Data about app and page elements
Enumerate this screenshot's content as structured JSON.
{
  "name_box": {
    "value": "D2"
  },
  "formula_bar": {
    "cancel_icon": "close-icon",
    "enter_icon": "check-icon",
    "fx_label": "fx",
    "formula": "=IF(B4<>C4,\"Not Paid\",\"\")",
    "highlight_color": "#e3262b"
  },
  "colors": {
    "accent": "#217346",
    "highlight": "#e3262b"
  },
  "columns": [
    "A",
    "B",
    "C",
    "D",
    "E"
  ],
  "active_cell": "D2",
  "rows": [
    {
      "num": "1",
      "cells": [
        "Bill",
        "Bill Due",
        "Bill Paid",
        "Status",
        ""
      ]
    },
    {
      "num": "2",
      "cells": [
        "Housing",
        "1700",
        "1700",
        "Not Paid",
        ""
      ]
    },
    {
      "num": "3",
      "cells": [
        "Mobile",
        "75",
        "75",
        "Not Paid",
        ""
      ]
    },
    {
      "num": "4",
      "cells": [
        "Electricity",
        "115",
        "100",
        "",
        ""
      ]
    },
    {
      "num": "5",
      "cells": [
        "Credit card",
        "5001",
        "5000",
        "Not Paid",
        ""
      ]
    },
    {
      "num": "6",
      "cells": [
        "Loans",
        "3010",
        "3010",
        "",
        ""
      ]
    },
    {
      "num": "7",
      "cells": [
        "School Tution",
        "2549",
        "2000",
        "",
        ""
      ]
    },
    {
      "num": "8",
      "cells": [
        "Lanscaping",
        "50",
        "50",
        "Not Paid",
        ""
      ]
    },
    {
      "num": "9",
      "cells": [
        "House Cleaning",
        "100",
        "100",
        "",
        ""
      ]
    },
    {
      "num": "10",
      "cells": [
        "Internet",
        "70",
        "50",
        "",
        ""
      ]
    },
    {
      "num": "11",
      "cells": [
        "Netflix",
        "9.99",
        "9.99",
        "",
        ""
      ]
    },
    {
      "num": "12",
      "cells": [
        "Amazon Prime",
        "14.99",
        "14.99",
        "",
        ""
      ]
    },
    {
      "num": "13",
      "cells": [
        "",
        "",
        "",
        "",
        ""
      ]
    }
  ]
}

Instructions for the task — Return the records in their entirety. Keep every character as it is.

Solution for this task —
Enumerate this screenshot's content as structured JSON.
{
  "name_box": {
    "value": "D2"
  },
  "formula_bar": {
    "cancel_icon": "close-icon",
    "enter_icon": "check-icon",
    "fx_label": "fx",
    "formula": "=IF(B4<>C4,\"Not Paid\",\"\")",
    "highlight_color": "#e3262b"
  },
  "colors": {
    "accent": "#217346",
    "highlight": "#e3262b"
  },
  "columns": [
    "A",
    "B",
    "C",
    "D",
    "E"
  ],
  "active_cell": "D2",
  "rows": [
    {
      "num": "1",
      "cells": [
        "Bill",
        "Bill Due",
        "Bill Paid",
        "Status",
        ""
      ]
    },
    {
      "num": "2",
      "cells": [
        "Housing",
        "1700",
        "1700",
        "Not Paid",
        ""
      ]
    },
    {
      "num": "3",
      "cells": [
        "Mobile",
        "75",
        "75",
        "Not Paid",
        ""
      ]
    },
    {
      "num": "4",
      "cells": [
        "Electricity",
        "115",
        "100",
        "",
        ""
      ]
    },
    {
      "num": "5",
      "cells": [
        "Credit card",
        "5001",
        "5000",
        "Not Paid",
        ""
      ]
    },
    {
      "num": "6",
      "cells": [
        "Loans",
        "3010",
        "3010",
        "",
        ""
      ]
    },
    {
      "num": "7",
      "cells": [
        "School Tution",
        "2549",
        "2000",
        "",
        ""
      ]
    },
    {
      "num": "8",
      "cells": [
        "Lanscaping",
        "50",
        "50",
        "Not Paid",
        ""
      ]
    },
    {
      "num": "9",
      "cells": [
        "House Cleaning",
        "100",
        "100",
        "",
        ""
      ]
    },
    {
      "num": "10",
      "cells": [
        "Internet",
        "70",
        "50",
        "",
        ""
      ]
    },
    {
      "num": "11",
      "cells": [
        "Netflix",
        "9.99",
        "9.99",
        "",
        ""
      ]
    },
    {
      "num": "12",
      "cells": [
        "Amazon Prime",
        "14.99",
        "14.99",
        "",
        ""
      ]
    },
    {
      "num": "13",
      "cells": [
        "",
        "",
        "",
        "",
        ""
      ]
    }
  ]
}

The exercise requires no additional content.